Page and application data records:
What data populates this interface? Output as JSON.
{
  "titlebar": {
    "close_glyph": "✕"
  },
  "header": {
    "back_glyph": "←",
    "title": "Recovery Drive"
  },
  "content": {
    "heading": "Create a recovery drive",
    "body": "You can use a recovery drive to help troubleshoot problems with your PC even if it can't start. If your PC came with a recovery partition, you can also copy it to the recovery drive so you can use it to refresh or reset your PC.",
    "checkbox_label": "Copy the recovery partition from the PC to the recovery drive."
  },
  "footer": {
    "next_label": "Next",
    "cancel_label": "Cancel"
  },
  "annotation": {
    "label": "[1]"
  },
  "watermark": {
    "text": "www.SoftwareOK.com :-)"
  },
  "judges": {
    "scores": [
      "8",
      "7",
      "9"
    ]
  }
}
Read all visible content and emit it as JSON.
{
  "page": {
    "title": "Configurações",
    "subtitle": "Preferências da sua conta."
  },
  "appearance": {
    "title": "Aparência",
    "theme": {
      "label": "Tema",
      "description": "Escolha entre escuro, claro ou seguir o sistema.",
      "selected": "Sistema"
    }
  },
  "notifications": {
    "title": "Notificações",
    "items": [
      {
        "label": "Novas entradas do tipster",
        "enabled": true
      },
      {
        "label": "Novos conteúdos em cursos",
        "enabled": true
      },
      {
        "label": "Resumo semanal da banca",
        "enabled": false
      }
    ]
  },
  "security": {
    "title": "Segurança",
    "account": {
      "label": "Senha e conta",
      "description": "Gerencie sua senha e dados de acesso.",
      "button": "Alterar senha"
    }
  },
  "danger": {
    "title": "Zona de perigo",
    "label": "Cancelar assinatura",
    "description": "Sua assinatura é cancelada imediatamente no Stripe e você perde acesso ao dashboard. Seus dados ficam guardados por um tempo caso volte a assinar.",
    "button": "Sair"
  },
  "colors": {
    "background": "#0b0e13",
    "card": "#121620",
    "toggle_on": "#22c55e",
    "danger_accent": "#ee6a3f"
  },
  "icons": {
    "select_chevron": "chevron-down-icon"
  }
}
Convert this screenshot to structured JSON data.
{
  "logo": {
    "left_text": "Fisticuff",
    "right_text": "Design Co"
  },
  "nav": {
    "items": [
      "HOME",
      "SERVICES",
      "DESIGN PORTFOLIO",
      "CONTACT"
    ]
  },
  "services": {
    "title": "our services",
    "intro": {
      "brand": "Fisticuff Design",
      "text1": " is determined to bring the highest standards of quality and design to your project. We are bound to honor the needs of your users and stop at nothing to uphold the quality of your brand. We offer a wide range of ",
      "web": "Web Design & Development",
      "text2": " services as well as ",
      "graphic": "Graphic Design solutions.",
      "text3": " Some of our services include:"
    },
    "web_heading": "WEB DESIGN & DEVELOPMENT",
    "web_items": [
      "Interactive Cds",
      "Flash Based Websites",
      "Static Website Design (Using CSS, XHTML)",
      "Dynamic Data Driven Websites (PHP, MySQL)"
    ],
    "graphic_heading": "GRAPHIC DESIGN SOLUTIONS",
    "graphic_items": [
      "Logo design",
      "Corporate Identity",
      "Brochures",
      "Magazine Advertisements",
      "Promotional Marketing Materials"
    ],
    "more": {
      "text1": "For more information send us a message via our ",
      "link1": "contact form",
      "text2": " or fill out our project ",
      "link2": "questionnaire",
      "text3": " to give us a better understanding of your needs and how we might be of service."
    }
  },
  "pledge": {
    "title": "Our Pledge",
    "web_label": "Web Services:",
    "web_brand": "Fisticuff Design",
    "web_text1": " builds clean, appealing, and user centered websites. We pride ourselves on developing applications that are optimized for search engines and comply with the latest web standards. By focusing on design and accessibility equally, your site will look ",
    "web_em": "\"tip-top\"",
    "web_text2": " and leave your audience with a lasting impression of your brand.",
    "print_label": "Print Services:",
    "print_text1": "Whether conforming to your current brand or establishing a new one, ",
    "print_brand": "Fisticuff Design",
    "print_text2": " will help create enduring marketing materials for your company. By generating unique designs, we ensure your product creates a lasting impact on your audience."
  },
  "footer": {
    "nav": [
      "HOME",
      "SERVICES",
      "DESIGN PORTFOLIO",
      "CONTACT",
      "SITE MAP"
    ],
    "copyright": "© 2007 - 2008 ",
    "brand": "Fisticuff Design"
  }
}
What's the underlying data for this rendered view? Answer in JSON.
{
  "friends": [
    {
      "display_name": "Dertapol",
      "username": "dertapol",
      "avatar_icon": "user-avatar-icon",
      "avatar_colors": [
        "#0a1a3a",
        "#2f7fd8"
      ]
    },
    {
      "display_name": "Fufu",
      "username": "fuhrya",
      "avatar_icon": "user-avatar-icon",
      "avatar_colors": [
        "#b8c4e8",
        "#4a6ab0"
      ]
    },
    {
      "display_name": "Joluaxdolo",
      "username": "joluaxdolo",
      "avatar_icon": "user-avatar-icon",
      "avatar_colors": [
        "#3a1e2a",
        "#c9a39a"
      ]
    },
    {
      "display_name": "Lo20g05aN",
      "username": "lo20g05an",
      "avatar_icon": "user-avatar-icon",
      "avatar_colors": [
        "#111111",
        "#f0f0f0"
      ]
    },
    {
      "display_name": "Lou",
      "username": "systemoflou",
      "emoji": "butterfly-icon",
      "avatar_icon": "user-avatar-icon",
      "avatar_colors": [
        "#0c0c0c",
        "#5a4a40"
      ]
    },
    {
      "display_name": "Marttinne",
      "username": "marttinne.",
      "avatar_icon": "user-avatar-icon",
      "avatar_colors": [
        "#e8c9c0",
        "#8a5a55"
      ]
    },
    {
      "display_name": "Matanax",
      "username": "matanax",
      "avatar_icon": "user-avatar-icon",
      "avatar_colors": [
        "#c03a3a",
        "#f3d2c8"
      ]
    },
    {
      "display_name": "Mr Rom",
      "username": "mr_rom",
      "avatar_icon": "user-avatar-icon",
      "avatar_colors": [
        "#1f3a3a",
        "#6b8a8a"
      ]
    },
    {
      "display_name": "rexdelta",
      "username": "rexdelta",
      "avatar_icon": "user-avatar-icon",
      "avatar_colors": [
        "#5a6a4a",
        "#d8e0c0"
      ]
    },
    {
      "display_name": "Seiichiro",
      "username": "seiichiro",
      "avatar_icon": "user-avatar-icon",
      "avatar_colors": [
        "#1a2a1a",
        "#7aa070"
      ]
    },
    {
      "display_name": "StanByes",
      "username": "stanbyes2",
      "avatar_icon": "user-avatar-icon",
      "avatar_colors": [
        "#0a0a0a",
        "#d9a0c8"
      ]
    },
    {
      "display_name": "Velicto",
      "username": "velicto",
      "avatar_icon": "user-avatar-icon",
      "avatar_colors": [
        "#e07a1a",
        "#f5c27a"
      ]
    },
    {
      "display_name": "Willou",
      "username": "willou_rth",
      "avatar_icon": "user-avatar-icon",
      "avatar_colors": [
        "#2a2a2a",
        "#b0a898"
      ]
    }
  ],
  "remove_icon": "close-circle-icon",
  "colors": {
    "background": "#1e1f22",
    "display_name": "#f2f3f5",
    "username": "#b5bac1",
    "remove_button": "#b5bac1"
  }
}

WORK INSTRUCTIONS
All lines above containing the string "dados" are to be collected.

RESULT FOR THIS TASK
      "description": "Gerencie sua senha e dados de acesso.",
    "description": "Sua assinatura é cancelada imediatamente no Stripe e você perde acesso ao dashboard. Seus dados ficam guardados por um tempo caso volte a assinar.",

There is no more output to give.